Entries from a dataset of interfaces:
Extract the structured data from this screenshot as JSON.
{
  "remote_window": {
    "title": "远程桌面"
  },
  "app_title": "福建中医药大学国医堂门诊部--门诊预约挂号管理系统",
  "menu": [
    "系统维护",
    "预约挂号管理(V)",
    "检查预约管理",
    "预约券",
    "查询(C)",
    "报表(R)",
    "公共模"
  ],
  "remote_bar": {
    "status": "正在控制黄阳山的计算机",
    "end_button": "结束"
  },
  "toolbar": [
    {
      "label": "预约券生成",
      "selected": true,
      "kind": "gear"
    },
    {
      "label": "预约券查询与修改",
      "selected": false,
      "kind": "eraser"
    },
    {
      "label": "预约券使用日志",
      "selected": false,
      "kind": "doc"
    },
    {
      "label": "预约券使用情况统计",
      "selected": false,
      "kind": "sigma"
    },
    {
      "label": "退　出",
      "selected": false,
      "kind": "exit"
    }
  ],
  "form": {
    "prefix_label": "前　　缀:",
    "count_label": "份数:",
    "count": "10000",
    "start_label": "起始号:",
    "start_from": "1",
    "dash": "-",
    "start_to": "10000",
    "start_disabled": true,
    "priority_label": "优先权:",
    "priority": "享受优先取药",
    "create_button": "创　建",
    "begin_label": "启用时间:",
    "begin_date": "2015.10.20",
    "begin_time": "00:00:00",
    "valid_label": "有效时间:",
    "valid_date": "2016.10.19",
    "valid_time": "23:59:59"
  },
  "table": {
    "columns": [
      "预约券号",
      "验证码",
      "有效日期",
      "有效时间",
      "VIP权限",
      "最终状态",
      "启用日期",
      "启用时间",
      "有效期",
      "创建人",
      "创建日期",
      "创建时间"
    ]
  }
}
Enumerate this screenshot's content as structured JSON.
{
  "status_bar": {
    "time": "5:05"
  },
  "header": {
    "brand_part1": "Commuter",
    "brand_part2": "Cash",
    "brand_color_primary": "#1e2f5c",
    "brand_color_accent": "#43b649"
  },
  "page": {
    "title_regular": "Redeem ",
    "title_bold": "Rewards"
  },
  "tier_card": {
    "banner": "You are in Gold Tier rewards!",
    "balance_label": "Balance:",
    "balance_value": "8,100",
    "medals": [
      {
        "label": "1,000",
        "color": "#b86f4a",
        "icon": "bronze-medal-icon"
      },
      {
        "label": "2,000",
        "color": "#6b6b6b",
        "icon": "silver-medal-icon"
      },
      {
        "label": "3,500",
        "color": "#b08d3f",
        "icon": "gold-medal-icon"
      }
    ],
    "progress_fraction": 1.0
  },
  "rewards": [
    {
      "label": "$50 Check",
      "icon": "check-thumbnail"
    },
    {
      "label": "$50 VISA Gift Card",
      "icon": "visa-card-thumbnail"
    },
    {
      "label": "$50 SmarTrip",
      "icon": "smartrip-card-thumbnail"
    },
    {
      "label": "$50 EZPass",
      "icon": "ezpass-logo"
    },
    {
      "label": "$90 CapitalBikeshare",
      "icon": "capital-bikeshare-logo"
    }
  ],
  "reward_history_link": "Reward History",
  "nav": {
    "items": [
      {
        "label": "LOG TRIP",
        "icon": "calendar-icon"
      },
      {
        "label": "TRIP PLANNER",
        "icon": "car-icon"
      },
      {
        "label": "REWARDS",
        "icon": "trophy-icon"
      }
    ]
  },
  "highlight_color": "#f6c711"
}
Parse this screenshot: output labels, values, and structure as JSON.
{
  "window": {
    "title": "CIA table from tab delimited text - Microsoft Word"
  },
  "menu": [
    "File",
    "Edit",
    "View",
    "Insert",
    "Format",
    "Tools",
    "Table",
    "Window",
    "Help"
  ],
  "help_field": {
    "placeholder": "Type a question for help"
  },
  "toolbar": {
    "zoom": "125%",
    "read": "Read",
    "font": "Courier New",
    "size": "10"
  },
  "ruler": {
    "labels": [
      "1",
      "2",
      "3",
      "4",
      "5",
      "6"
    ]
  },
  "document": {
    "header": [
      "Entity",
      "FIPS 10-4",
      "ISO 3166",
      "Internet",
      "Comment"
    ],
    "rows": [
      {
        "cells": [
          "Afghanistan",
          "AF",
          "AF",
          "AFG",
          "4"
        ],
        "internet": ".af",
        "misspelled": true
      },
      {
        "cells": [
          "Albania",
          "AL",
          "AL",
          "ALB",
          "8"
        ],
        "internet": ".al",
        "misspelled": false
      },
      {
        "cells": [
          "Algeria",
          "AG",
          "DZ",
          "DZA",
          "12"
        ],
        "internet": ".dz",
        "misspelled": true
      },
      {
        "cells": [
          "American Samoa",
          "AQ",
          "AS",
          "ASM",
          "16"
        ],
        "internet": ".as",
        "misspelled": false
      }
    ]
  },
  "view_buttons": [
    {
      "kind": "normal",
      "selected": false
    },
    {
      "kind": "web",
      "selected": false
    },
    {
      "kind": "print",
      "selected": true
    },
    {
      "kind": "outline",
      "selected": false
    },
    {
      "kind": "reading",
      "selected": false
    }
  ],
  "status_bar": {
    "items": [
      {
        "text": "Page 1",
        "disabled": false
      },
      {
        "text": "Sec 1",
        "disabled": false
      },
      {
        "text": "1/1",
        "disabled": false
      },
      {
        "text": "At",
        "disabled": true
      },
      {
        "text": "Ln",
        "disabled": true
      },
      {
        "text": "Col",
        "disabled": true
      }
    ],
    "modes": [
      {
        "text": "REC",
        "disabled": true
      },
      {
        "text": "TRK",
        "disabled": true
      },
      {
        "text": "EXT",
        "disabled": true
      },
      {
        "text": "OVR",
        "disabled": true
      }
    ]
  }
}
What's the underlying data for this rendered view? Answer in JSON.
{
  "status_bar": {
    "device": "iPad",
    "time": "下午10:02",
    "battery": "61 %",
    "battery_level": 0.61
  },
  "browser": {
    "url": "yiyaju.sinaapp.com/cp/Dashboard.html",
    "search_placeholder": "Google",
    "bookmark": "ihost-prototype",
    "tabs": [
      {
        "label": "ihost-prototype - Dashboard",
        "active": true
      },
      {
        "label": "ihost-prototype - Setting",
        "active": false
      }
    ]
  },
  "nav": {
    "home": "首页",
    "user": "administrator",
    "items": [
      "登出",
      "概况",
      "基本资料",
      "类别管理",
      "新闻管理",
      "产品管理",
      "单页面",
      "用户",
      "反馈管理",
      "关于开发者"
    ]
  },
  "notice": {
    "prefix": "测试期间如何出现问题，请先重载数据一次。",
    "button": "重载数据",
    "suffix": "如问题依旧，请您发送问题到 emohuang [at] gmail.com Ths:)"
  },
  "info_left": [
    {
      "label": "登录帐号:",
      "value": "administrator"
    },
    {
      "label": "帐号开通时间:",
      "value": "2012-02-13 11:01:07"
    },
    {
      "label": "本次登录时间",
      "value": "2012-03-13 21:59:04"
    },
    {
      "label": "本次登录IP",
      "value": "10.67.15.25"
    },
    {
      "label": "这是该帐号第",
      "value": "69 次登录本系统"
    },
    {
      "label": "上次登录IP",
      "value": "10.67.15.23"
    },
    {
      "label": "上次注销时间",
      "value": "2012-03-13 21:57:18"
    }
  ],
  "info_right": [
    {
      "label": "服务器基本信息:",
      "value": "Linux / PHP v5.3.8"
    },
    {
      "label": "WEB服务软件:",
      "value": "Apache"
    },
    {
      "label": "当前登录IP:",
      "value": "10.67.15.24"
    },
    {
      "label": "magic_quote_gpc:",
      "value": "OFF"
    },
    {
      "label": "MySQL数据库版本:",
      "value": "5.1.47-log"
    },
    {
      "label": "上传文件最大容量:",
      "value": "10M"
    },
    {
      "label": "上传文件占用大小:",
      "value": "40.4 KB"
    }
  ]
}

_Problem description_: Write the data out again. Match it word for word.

_Response below_:
Extract the structured data from this screenshot as JSON.
{
  "remote_window": {
    "title": "远程桌面"
  },
  "app_title": "福建中医药大学国医堂门诊部--门诊预约挂号管理系统",
  "menu": [
    "系统维护",
    "预约挂号管理(V)",
    "检查预约管理",
    "预约券",
    "查询(C)",
    "报表(R)",
    "公共模"
  ],
  "remote_bar": {
    "status": "正在控制黄阳山的计算机",
    "end_button": "结束"
  },
  "toolbar": [
    {
      "label": "预约券生成",
      "selected": true,
      "kind": "gear"
    },
    {
      "label": "预约券查询与修改",
      "selected": false,
      "kind": "eraser"
    },
    {
      "label": "预约券使用日志",
      "selected": false,
      "kind": "doc"
    },
    {
      "label": "预约券使用情况统计",
      "selected": false,
      "kind": "sigma"
    },
    {
      "label": "退　出",
      "selected": false,
      "kind": "exit"
    }
  ],
  "form": {
    "prefix_label": "前　　缀:",
    "count_label": "份数:",
    "count": "10000",
    "start_label": "起始号:",
    "start_from": "1",
    "dash": "-",
    "start_to": "10000",
    "start_disabled": true,
    "priority_label": "优先权:",
    "priority": "享受优先取药",
    "create_button": "创　建",
    "begin_label": "启用时间:",
    "begin_date": "2015.10.20",
    "begin_time": "00:00:00",
    "valid_label": "有效时间:",
    "valid_date": "2016.10.19",
    "valid_time": "23:59:59"
  },
  "table": {
    "columns": [
      "预约券号",
      "验证码",
      "有效日期",
      "有效时间",
      "VIP权限",
      "最终状态",
      "启用日期",
      "启用时间",
      "有效期",
      "创建人",
      "创建日期",
      "创建时间"
    ]
  }
}
Enumerate this screenshot's content as structured JSON.
{
  "status_bar": {
    "time": "5:05"
  },
  "header": {
    "brand_part1": "Commuter",
    "brand_part2": "Cash",
    "brand_color_primary": "#1e2f5c",
    "brand_color_accent": "#43b649"
  },
  "page": {
    "title_regular": "Redeem ",
    "title_bold": "Rewards"
  },
  "tier_card": {
    "banner": "You are in Gold Tier rewards!",
    "balance_label": "Balance:",
    "balance_value": "8,100",
    "medals": [
      {
        "label": "1,000",
        "color": "#b86f4a",
        "icon": "bronze-medal-icon"
      },
      {
        "label": "2,000",
        "color": "#6b6b6b",
        "icon": "silver-medal-icon"
      },
      {
        "label": "3,500",
        "color": "#b08d3f",
        "icon": "gold-medal-icon"
      }
    ],
    "progress_fraction": 1.0
  },
  "rewards": [
    {
      "label": "$50 Check",
      "icon": "check-thumbnail"
    },
    {
      "label": "$50 VISA Gift Card",
      "icon": "visa-card-thumbnail"
    },
    {
      "label": "$50 SmarTrip",
      "icon": "smartrip-card-thumbnail"
    },
    {
      "label": "$50 EZPass",
      "icon": "ezpass-logo"
    },
    {
      "label": "$90 CapitalBikeshare",
      "icon": "capital-bikeshare-logo"
    }
  ],
  "reward_history_link": "Reward History",
  "nav": {
    "items": [
      {
        "label": "LOG TRIP",
        "icon": "calendar-icon"
      },
      {
        "label": "TRIP PLANNER",
        "icon": "car-icon"
      },
      {
        "label": "REWARDS",
        "icon": "trophy-icon"
      }
    ]
  },
  "highlight_color": "#f6c711"
}
Parse this screenshot: output labels, values, and structure as JSON.
{
  "window": {
    "title": "CIA table from tab delimited text - Microsoft Word"
  },
  "menu": [
    "File",
    "Edit",
    "View",
    "Insert",
    "Format",
    "Tools",
    "Table",
    "Window",
    "Help"
  ],
  "help_field": {
    "placeholder": "Type a question for help"
  },
  "toolbar": {
    "zoom": "125%",
    "read": "Read",
    "font": "Courier New",
    "size": "10"
  },
  "ruler": {
    "labels": [
      "1",
      "2",
      "3",
      "4",
      "5",
      "6"
    ]
  },
  "document": {
    "header": [
      "Entity",
      "FIPS 10-4",
      "ISO 3166",
      "Internet",
      "Comment"
    ],
    "rows": [
      {
        "cells": [
          "Afghanistan",
          "AF",
          "AF",
          "AFG",
          "4"
        ],
        "internet": ".af",
        "misspelled": true
      },
      {
        "cells": [
          "Albania",
          "AL",
          "AL",
          "ALB",
          "8"
        ],
        "internet": ".al",
        "misspelled": false
      },
      {
        "cells": [
          "Algeria",
          "AG",
          "DZ",
          "DZA",
          "12"
        ],
        "internet": ".dz",
        "misspelled": true
      },
      {
        "cells": [
          "American Samoa",
          "AQ",
          "AS",
          "ASM",
          "16"
        ],
        "internet": ".as",
        "misspelled": false
      }
    ]
  },
  "view_buttons": [
    {
      "kind": "normal",
      "selected": false
    },
    {
      "kind": "web",
      "selected": false
    },
    {
      "kind": "print",
      "selected": true
    },
    {
      "kind": "outline",
      "selected": false
    },
    {
      "kind": "reading",
      "selected": false
    }
  ],
  "status_bar": {
    "items": [
      {
        "text": "Page 1",
        "disabled": false
      },
      {
        "text": "Sec 1",
        "disabled": false
      },
      {
        "text": "1/1",
        "disabled": false
      },
      {
        "text": "At",
        "disabled": true
      },
      {
        "text": "Ln",
        "disabled": true
      },
      {
        "text": "Col",
        "disabled": true
      }
    ],
    "modes": [
      {
        "text": "REC",
        "disabled": true
      },
      {
        "text": "TRK",
        "disabled": true
      },
      {
        "text": "EXT",
        "disabled": true
      },
      {
        "text": "OVR",
        "disabled": true
      }
    ]
  }
}
What's the underlying data for this rendered view? Answer in JSON.
{
  "status_bar": {
    "device": "iPad",
    "time": "下午10:02",
    "battery": "61 %",
    "battery_level": 0.61
  },
  "browser": {
    "url": "yiyaju.sinaapp.com/cp/Dashboard.html",
    "search_placeholder": "Google",
    "bookmark": "ihost-prototype",
    "tabs": [
      {
        "label": "ihost-prototype - Dashboard",
        "active": true
      },
      {
        "label": "ihost-prototype - Setting",
        "active": false
      }
    ]
  },
  "nav": {
    "home": "首页",
    "user": "administrator",
    "items": [
      "登出",
      "概况",
      "基本资料",
      "类别管理",
      "新闻管理",
      "产品管理",
      "单页面",
      "用户",
      "反馈管理",
      "关于开发者"
    ]
  },
  "notice": {
    "prefix": "测试期间如何出现问题，请先重载数据一次。",
    "button": "重载数据",
    "suffix": "如问题依旧，请您发送问题到 emohuang [at] gmail.com Ths:)"
  },
  "info_left": [
    {
      "label": "登录帐号:",
      "value": "administrator"
    },
    {
      "label": "帐号开通时间:",
      "value": "2012-02-13 11:01:07"
    },
    {
      "label": "本次登录时间",
      "value": "2012-03-13 21:59:04"
    },
    {
      "label": "本次登录IP",
      "value": "10.67.15.25"
    },
    {
      "label": "这是该帐号第",
      "value": "69 次登录本系统"
    },
    {
      "label": "上次登录IP",
      "value": "10.67.15.23"
    },
    {
      "label": "上次注销时间",
      "value": "2012-03-13 21:57:18"
    }
  ],
  "info_right": [
    {
      "label": "服务器基本信息:",
      "value": "Linux / PHP v5.3.8"
    },
    {
      "label": "WEB服务软件:",
      "value": "Apache"
    },
    {
      "label": "当前登录IP:",
      "value": "10.67.15.24"
    },
    {
      "label": "magic_quote_gpc:",
      "value": "OFF"
    },
    {
      "label": "MySQL数据库版本:",
      "value": "5.1.47-log"
    },
    {
      "label": "上传文件最大容量:",
      "value": "10M"
    },
    {
      "label": "上传文件占用大小:",
      "value": "40.4 KB"
    }
  ]
}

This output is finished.